■ MATERIALS PROVIDED:
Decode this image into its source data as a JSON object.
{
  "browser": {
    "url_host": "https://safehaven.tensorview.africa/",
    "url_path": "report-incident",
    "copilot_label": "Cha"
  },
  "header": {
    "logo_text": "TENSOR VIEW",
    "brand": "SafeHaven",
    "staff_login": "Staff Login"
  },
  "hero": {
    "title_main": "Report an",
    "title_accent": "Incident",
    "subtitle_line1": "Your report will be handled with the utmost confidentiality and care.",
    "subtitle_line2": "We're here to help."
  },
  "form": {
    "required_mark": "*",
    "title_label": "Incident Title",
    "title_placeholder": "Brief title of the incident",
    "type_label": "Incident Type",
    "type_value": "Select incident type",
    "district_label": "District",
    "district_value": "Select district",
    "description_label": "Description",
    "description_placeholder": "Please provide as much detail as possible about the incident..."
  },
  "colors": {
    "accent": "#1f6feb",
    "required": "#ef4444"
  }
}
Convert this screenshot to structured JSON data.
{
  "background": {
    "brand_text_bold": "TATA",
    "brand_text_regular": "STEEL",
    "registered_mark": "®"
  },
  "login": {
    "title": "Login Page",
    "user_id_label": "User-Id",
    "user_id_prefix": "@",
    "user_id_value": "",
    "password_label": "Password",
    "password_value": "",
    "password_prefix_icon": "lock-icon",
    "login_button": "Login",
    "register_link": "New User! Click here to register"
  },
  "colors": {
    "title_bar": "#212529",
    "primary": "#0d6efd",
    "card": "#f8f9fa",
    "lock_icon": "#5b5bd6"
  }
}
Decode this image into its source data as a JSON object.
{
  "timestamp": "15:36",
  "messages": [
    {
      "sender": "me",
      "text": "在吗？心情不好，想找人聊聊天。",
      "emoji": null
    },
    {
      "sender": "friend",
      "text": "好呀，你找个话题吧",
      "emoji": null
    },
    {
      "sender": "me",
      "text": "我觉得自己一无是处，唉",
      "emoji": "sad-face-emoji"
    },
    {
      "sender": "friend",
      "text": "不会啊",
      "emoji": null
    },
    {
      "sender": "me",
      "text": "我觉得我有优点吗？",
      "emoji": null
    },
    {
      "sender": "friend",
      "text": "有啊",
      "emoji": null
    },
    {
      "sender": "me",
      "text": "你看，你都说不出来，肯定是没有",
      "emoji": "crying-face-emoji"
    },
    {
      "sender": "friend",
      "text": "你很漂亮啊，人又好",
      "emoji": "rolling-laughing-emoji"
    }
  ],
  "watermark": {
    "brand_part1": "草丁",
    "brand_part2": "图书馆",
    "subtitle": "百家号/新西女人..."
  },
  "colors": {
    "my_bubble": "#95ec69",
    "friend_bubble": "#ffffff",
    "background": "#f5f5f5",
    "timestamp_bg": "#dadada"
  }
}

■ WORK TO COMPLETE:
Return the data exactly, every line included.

■ RESPONSE TO THIS EXERCISE:
Decode this image into its source data as a JSON object.
{
  "browser": {
    "url_host": "https://safehaven.tensorview.africa/",
    "url_path": "report-incident",
    "copilot_label": "Cha"
  },
  "header": {
    "logo_text": "TENSOR VIEW",
    "brand": "SafeHaven",
    "staff_login": "Staff Login"
  },
  "hero": {
    "title_main": "Report an",
    "title_accent": "Incident",
    "subtitle_line1": "Your report will be handled with the utmost confidentiality and care.",
    "subtitle_line2": "We're here to help."
  },
  "form": {
    "required_mark": "*",
    "title_label": "Incident Title",
    "title_placeholder": "Brief title of the incident",
    "type_label": "Incident Type",
    "type_value": "Select incident type",
    "district_label": "District",
    "district_value": "Select district",
    "description_label": "Description",
    "description_placeholder": "Please provide as much detail as possible about the incident..."
  },
  "colors": {
    "accent": "#1f6feb",
    "required": "#ef4444"
  }
}
Convert this screenshot to structured JSON data.
{
  "background": {
    "brand_text_bold": "TATA",
    "brand_text_regular": "STEEL",
    "registered_mark": "®"
  },
  "login": {
    "title": "Login Page",
    "user_id_label": "User-Id",
    "user_id_prefix": "@",
    "user_id_value": "",
    "password_label": "Password",
    "password_value": "",
    "password_prefix_icon": "lock-icon",
    "login_button": "Login",
    "register_link": "New User! Click here to register"
  },
  "colors": {
    "title_bar": "#212529",
    "primary": "#0d6efd",
    "card": "#f8f9fa",
    "lock_icon": "#5b5bd6"
  }
}
Decode this image into its source data as a JSON object.
{
  "timestamp": "15:36",
  "messages": [
    {
      "sender": "me",
      "text": "在吗？心情不好，想找人聊聊天。",
      "emoji": null
    },
    {
      "sender": "friend",
      "text": "好呀，你找个话题吧",
      "emoji": null
    },
    {
      "sender": "me",
      "text": "我觉得自己一无是处，唉",
      "emoji": "sad-face-emoji"
    },
    {
      "sender": "friend",
      "text": "不会啊",
      "emoji": null
    },
    {
      "sender": "me",
      "text": "我觉得我有优点吗？",
      "emoji": null
    },
    {
      "sender": "friend",
      "text": "有啊",
      "emoji": null
    },
    {
      "sender": "me",
      "text": "你看，你都说不出来，肯定是没有",
      "emoji": "crying-face-emoji"
    },
    {
      "sender": "friend",
      "text": "你很漂亮啊，人又好",
      "emoji": "rolling-laughing-emoji"
    }
  ],
  "watermark": {
    "brand_part1": "草丁",
    "brand_part2": "图书馆",
    "subtitle": "百家号/新西女人..."
  },
  "colors": {
    "my_bubble": "#95ec69",
    "friend_bubble": "#ffffff",
    "background": "#f5f5f5",
    "timestamp_bg": "#dadada"
  }
}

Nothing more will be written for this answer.